Go line by line through the data and copy those with the word "Connection".

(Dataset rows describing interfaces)
- - -

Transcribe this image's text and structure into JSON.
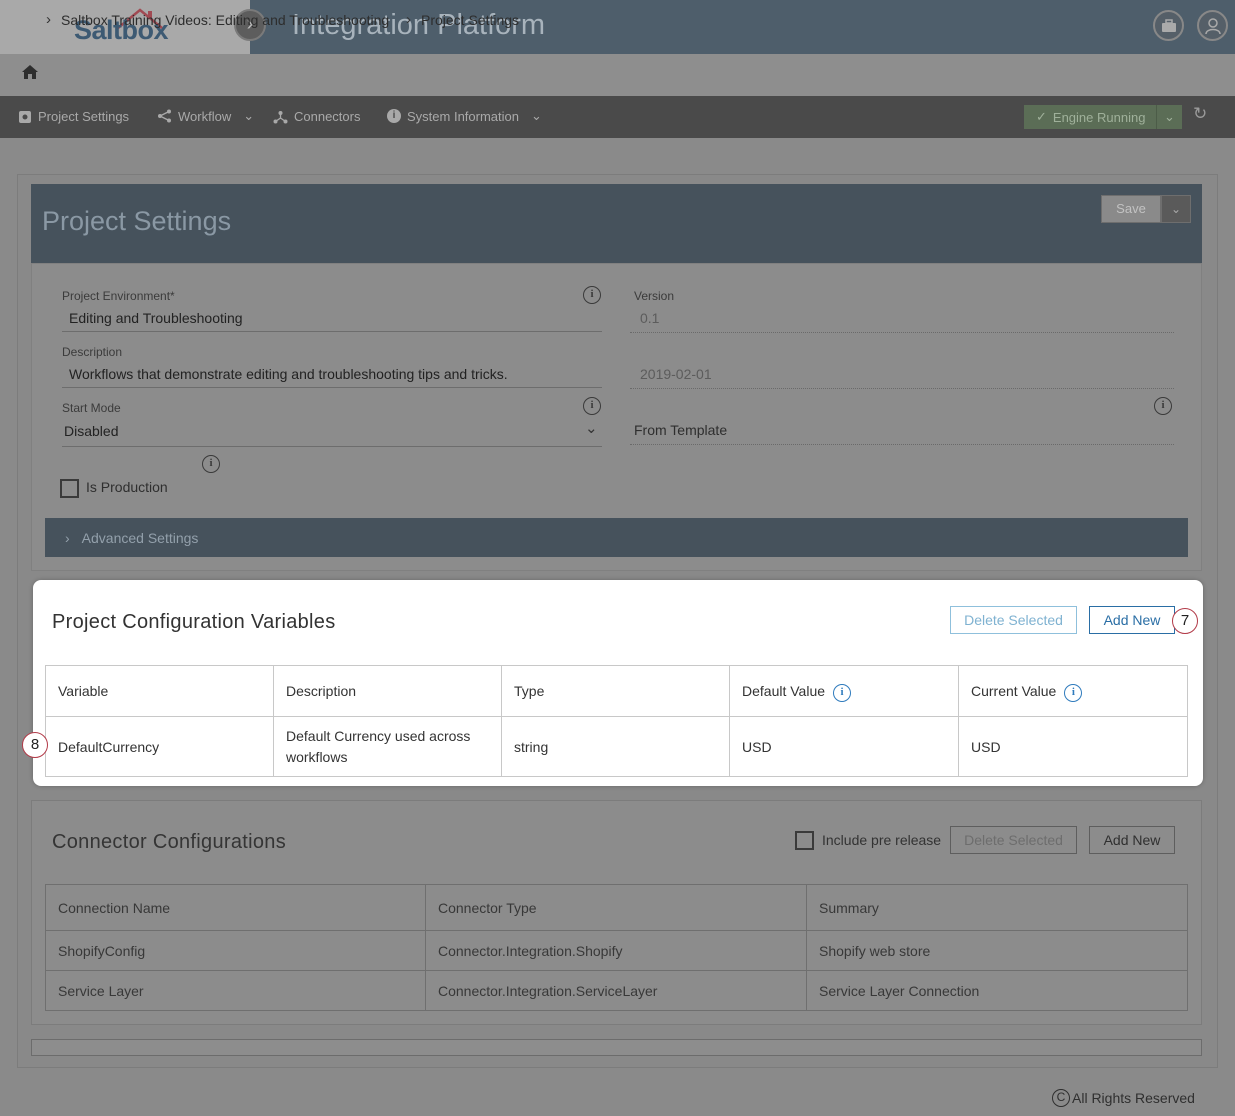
{
  "header": {
    "logo_text": "Saltbox",
    "app_title": "Integration Platform"
  },
  "breadcrumb": {
    "items": [
      "Saltbox Training Videos: Editing and Troubleshooting",
      "Project Settings"
    ]
  },
  "toolbar": {
    "project_settings": "Project Settings",
    "workflow": "Workflow",
    "connectors": "Connectors",
    "system_information": "System Information",
    "engine_status": "Engine Running"
  },
  "project_settings": {
    "title": "Project Settings",
    "save_label": "Save",
    "environment_label": "Project Environment*",
    "environment_value": "Editing and Troubleshooting",
    "version_label": "Version",
    "version_value": "0.1",
    "description_label": "Description",
    "description_value": "Workflows that demonstrate editing and troubleshooting tips and tricks.",
    "date_value": "2019-02-01",
    "start_mode_label": "Start Mode",
    "start_mode_value": "Disabled",
    "template_value": "From Template",
    "is_production_label": "Is Production",
    "advanced_settings_label": "Advanced Settings"
  },
  "config_variables": {
    "title": "Project Configuration Variables",
    "delete_selected_label": "Delete Selected",
    "add_new_label": "Add New",
    "columns": [
      "Variable",
      "Description",
      "Type",
      "Default Value",
      "Current Value"
    ],
    "rows": [
      {
        "variable": "DefaultCurrency",
        "description": "Default Currency used across workflows",
        "type": "string",
        "default_value": "USD",
        "current_value": "USD"
      }
    ],
    "callouts": [
      "7",
      "8"
    ]
  },
  "connector_configs": {
    "title": "Connector Configurations",
    "include_pre_release_label": "Include pre release",
    "delete_selected_label": "Delete Selected",
    "add_new_label": "Add New",
    "columns": [
      "Connection Name",
      "Connector Type",
      "Summary"
    ],
    "rows": [
      {
        "name": "ShopifyConfig",
        "type": "Connector.Integration.Shopify",
        "summary": "Shopify web store"
      },
      {
        "name": "Service Layer",
        "type": "Connector.Integration.ServiceLayer",
        "summary": "Service Layer Connection"
      }
    ]
  },
  "footer": {
    "copyright_symbol": "C",
    "text": "All Rights Reserved"
  },
  "colors": {
    "header_bg": "#4e5e6b",
    "highlight_card": "#ffffff",
    "accent_blue": "#2f7bbd",
    "callout_border": "#b23a48"
  }
}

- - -

- Answer to this problem -
      "Connection Name",
        "summary": "Service Layer Connection"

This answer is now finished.